If one does not exsist and your dead set on getting this thing repaired I would get the Techs name that’s working on your unit. One you get a hold of the guy who’s been f’n around with it for 8 months, get his direct number and the hours he works so you can contact him daily to get updates on the unit. Ask him questions about estimated repair time and hold him to it. If they couldn’t find a schematic or parts they should have notified you immediately, not waited a week for you to call back to see what’s up.
If the guy blows you off and doesn’t seem to want to expediate the proccess or keep an open line of communication with you then complain to the owner of the shop about their crappy business practices and ask him straightly “What are you going to do about it!”
He’ll either try to help you out or try to get rid of you. If he tries to get rid of you because he considers your unit a hassle then he should give it back with no labor charges since they failed to fix it. He may just do that to cut his losses. If he won’t give it back without wanting yo charge you then tell him he’s obligated to fix it and you’ll be calling every day for an update on it’s progress.

  1. You never let anyone hold onto something more than a week. If they don’t guarantee it’s finished in a week, you don’t take the item in.

  2. Document everything.

  3. Take them to small claims court if they fail to live up to their written agreement.

So at this point, you might be lucky to have done 2 and can do 3.

It’s tough to get good service on older analog equipment. One shop gave up on my beloved Akai RtR, but once a schematic was found, I repaired it. You might want to seek your local chapter of ARRL (American Radio Relay League) as some ham operators are skilled in electronics and love fixing older equipment simply to keep it alive. Good luck.

Thanks for the advice folks!

There are no authorized dealers within 1000 miles of me, I’m sorry to say. Also, Hafler does not support their older equipment at all, other than keeping schematics around and being nice about recommending sources for parts.

I’ve never heard of an electronics repair place that has a week turn around.

I am preparing for small claims court if necessart. I sure hope it won’t come to that!

For now, I’m going to follow Hampshire’s advice.

For cryin out loud, it’s a STEREO! It has two IDENTICAL circuits. Any idiot with an oscilloscope, a function generator, and half a brain should be able to trace the signal through each side and figure out where the bad component is in all of about 10 minutes, and this assumes that they have limited technical knowledge and just compare the signals on identical components.

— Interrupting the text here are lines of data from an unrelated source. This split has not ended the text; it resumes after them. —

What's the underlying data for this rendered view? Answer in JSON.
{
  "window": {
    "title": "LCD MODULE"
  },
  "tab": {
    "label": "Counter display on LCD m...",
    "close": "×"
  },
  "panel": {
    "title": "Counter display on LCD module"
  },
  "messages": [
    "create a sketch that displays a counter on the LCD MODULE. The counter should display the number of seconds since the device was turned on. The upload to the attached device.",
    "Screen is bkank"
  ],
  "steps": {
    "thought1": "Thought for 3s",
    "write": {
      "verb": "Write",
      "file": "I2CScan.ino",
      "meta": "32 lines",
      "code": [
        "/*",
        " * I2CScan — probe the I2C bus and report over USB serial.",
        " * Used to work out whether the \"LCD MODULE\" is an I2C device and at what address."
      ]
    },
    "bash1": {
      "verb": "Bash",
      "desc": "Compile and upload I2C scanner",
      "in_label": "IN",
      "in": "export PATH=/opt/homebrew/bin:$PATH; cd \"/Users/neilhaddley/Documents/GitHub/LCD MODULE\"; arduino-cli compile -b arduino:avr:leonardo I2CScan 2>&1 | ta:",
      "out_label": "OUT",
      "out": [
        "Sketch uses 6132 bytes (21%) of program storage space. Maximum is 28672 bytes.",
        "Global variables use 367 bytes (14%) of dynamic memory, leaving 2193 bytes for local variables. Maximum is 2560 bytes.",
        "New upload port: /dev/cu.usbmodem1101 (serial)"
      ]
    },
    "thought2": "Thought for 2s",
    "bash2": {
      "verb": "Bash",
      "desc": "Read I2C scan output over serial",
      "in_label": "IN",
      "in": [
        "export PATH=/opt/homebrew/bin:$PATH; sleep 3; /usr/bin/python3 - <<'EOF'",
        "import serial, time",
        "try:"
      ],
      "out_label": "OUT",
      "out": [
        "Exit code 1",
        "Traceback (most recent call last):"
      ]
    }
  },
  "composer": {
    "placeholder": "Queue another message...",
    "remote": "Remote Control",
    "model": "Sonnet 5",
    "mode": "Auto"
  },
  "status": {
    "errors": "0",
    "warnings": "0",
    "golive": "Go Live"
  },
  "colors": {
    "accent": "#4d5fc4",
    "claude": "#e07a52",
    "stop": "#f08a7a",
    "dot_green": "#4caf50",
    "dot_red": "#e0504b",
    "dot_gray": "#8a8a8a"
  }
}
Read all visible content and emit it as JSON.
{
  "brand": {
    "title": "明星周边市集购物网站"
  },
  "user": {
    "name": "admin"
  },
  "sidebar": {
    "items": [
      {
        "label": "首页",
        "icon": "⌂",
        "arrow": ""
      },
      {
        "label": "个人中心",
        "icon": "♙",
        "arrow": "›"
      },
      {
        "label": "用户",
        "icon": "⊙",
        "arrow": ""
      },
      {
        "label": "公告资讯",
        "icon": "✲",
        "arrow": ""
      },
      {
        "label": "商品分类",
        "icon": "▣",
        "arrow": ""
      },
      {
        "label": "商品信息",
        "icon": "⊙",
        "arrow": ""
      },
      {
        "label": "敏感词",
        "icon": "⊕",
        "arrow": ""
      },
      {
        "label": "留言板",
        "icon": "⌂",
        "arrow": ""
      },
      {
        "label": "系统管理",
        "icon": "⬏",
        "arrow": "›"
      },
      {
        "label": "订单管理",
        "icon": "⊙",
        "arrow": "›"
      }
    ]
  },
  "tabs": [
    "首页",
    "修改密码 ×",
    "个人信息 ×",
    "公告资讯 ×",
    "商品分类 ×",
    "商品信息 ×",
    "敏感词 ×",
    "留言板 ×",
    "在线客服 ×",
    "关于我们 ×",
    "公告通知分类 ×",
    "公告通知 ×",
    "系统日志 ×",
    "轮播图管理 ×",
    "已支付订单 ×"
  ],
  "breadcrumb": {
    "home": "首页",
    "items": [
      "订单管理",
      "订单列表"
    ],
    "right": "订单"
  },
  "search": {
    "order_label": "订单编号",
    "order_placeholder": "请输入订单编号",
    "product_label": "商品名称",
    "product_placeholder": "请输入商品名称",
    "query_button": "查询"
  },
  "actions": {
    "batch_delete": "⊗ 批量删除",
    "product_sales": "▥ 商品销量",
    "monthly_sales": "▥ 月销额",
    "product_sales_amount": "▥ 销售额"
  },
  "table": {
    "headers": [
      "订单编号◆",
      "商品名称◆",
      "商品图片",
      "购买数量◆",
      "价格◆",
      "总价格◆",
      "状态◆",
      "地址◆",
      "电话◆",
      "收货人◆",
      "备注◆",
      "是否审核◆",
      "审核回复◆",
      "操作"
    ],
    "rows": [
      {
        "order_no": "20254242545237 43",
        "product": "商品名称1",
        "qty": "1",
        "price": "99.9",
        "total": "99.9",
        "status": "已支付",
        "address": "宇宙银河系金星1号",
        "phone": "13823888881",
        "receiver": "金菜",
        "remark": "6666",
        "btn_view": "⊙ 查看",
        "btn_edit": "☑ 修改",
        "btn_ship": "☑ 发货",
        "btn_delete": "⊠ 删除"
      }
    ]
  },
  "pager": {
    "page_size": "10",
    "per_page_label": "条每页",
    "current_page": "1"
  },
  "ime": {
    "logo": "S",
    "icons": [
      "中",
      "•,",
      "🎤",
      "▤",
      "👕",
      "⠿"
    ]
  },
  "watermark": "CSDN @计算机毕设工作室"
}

If these guys have no board level troubleshooting skills to speak of, they really shouldn’t be in the electronics repair business.

At this point they’ve probably buggered it up to the point where they’ll never be able to fix it. I know if it were my stereo I would be down there screaming bloody hell into the owner’s face and probably wouldn’t leave until they had the thing fixed at their cost in parts. I don’t think it’s possible for them to have screwed it up more than they have.

You have my sympathies. I hope it doesn’t come down to legal action being required.

Even if the closest authorized repair place is 1000 miles away you may want to contact them and see about shipping it to them. If you call them you may actually get a hold of someone with better service than what your getting.